INTERACTIVE EFFECTS OF SEED SIZE AND ENVIRONMENTAL CONDITIONS ON THE OUTCOME OF THE INTERACTION BETWEEN RODENTS AND A THREATENED ATACAMA DESSERT SHRUB
Loayza, A.P.1, Luna, C.A.1 and Calviño-Cancela, M.2
1Departamento de Biología, Universidad de La Serena, La Serena, Chile
2Departamento de Biología y Ecología Animal, Universidad de Vigo, Vigo, España
Contact: Andrea Loayza, firstname.lastname@example.org

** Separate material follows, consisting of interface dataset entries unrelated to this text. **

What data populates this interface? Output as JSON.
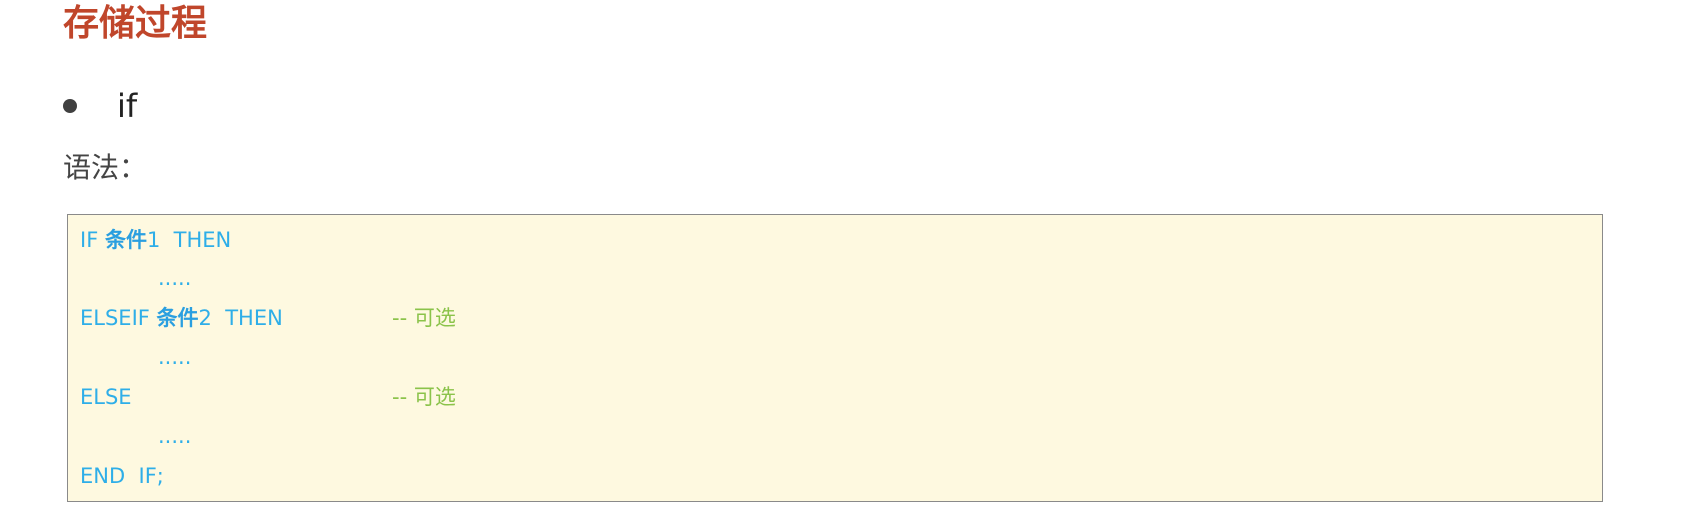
{
  "title": "存储过程",
  "bullet": {
    "text": "if"
  },
  "syntax_label": "语法：",
  "code": {
    "line1": {
      "kw1": "IF ",
      "cond": "条件",
      "rest": "1  THEN"
    },
    "line2": {
      "text": "....."
    },
    "line3": {
      "kw1": "ELSEIF ",
      "cond": "条件",
      "rest": "2  THEN",
      "comment": "-- 可选"
    },
    "line4": {
      "text": "....."
    },
    "line5": {
      "kw1": "ELSE",
      "comment": "-- 可选"
    },
    "line6": {
      "text": "....."
    },
    "line7": {
      "text": "END  IF;"
    }
  },
  "colors": {
    "title": "#c0462b",
    "code_text": "#2eaee8",
    "comment": "#8bc34a",
    "code_bg": "#fef9e0"
  }
}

Spatial and temporal variations in the biotic and abiotic conditions of an environment can lead to context dependence in the strength and outcome of species interactions. Myrcianthes coquimbensis is a narrow endemic shrub of the Atacama Desert whose seeds are solely consumed by three species of scatter-hoarding rodents. These rodents act both as seed predators and dispersers, depending partly on seed size. Along its distribution range, strong interannual variability in rainfall leads to changes in M. coquimbensis crop sizes; wet years are characterized by fruit abundance, whereas in dry years fruits are scarce. In this study we parameterized an individual-based model -using three years of field data, as well as cafeteria experiments- to determine how context-dependence in terms of fruit availability and seed size interact to alter the sign and strength of the interaction between rodents and M. coquimbensis. We found that the quality of seed dispersal services provided by the three rodent species were strongly context-dependent, but were also determined by seed size. During both wet and dry years, large seeds manipulated by rodents had lower recruitment probabilities than those that were ignored and left under the parent plant. In contrast, during wet and dry years, small seeds manipulated by all rodent species had higher recruitment probabilities than small seeds that were ignored under the parent plant. Differences in recruitment probabilities were partly explained by the habitats where seeds arrived. In wet years, seeds had a higher recruitment probability under conspecific plants than in rock cavities, whereas the opposite was true in dry years. Finally, we also found an interaction between habitat and seed size on the probability of recruitment; in wet years the probability of recruitment in rock cavities decreased with smaller seeds, in contrast, in dry years this probability increased with larger seeds. In summary, our results provide new evidence that the strength and sign of the interaction between a plant and its frugivores can vary with time, with the identities of the interacting species, and with the interaction of time and seed size.